----- Provided data

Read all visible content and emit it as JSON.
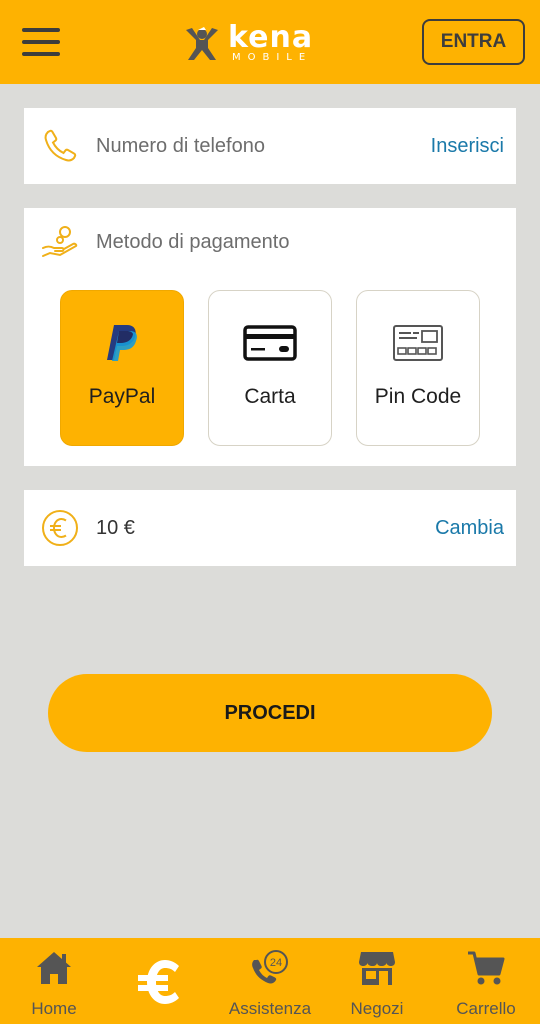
{
  "header": {
    "logo_text": "kena",
    "logo_sub": "MOBILE",
    "login_label": "ENTRA"
  },
  "phone": {
    "placeholder": "Numero di telefono",
    "action": "Inserisci"
  },
  "payment": {
    "title": "Metodo di pagamento",
    "options": [
      {
        "label": "PayPal",
        "icon": "paypal-icon",
        "selected": true
      },
      {
        "label": "Carta",
        "icon": "credit-card-icon",
        "selected": false
      },
      {
        "label": "Pin Code",
        "icon": "pin-code-card-icon",
        "selected": false
      }
    ]
  },
  "amount": {
    "value": "10 €",
    "action": "Cambia"
  },
  "proceed_label": "PROCEDI",
  "nav": [
    {
      "label": "Home",
      "icon": "home-icon"
    },
    {
      "label": "",
      "icon": "euro-icon"
    },
    {
      "label": "Assistenza",
      "icon": "phone-24-icon",
      "badge": "24"
    },
    {
      "label": "Negozi",
      "icon": "store-icon"
    },
    {
      "label": "Carrello",
      "icon": "cart-icon"
    }
  ],
  "colors": {
    "brand_yellow": "#feb201",
    "link_blue": "#1a79a9",
    "background": "#dcdcd9"
  }
}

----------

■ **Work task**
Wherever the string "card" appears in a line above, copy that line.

■ **Worked solution**
        "icon": "credit-card-icon",
        "icon": "pin-code-card-icon",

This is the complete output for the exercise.